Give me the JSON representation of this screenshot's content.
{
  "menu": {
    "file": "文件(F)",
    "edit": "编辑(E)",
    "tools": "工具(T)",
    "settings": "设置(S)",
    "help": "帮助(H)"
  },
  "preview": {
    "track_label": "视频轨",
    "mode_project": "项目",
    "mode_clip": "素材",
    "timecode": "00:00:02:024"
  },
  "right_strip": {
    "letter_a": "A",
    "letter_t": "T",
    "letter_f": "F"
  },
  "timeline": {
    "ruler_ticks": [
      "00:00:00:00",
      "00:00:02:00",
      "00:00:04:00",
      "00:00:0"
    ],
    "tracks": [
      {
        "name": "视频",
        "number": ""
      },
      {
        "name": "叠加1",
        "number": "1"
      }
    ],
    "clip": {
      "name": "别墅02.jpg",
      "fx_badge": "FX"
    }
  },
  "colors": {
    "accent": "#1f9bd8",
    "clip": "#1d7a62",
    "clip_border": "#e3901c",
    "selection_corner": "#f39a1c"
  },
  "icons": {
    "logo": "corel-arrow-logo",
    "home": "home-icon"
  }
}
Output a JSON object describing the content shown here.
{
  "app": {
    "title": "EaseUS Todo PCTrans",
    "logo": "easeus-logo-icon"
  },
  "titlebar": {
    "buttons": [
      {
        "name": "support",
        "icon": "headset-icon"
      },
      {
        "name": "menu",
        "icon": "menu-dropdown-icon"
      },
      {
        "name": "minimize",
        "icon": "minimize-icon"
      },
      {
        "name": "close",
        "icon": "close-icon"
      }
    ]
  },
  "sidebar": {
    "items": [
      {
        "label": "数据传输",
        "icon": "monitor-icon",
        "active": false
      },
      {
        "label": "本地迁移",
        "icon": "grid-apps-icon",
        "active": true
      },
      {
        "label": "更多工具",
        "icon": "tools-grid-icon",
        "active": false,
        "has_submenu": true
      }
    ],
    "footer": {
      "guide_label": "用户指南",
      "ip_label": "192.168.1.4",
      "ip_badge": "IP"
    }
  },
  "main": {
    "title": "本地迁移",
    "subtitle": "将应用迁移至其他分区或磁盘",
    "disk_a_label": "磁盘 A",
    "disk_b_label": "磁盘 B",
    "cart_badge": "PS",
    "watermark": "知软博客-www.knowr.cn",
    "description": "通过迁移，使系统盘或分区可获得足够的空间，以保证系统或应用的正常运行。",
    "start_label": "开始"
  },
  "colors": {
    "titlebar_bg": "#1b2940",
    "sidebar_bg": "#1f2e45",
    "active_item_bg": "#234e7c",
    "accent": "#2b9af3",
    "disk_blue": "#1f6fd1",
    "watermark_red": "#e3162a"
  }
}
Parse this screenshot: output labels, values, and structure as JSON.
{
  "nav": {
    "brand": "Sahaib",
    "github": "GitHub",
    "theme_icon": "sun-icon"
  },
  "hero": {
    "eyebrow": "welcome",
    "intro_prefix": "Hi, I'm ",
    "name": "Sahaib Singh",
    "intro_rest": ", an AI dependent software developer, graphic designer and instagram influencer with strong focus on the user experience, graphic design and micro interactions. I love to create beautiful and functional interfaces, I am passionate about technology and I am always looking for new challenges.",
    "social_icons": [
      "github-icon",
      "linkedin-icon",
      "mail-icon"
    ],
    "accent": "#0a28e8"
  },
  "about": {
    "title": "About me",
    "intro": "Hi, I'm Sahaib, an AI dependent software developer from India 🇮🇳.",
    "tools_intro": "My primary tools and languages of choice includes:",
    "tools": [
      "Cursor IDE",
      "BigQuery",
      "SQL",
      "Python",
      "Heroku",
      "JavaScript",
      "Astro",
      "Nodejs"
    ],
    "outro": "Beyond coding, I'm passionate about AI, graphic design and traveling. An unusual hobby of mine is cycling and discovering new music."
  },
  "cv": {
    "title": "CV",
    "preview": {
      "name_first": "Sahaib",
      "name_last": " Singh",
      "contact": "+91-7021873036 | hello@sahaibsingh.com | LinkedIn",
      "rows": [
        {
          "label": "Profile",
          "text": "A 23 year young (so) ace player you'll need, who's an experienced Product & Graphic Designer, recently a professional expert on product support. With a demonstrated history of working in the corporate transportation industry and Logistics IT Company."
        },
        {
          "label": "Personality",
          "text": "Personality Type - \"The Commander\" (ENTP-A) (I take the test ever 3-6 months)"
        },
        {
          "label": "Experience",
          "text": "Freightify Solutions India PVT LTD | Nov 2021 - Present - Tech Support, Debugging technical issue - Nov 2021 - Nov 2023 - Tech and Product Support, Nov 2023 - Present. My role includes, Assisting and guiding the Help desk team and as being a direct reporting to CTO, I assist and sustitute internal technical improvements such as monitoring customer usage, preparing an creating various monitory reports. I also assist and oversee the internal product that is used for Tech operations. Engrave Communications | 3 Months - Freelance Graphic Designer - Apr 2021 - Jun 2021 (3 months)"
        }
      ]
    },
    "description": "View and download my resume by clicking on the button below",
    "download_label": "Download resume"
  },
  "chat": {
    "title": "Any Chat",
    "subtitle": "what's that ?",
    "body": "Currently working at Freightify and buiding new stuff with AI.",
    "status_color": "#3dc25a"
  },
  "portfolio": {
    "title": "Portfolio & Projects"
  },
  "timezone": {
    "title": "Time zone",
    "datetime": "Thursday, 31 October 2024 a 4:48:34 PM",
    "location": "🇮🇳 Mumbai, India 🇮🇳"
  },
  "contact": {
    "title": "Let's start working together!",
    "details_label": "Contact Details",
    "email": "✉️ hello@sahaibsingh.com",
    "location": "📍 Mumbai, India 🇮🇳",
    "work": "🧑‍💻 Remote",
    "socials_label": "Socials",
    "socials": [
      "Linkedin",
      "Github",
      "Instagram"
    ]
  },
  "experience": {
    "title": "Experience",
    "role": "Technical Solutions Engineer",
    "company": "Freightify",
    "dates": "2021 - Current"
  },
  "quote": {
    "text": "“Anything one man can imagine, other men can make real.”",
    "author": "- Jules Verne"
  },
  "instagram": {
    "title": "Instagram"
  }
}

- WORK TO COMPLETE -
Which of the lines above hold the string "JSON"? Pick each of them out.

- PROBLEM SOLUTION -
Give me the JSON representation of this screenshot's content.
Output a JSON object describing the content shown here.
Parse this screenshot: output labels, values, and structure as JSON.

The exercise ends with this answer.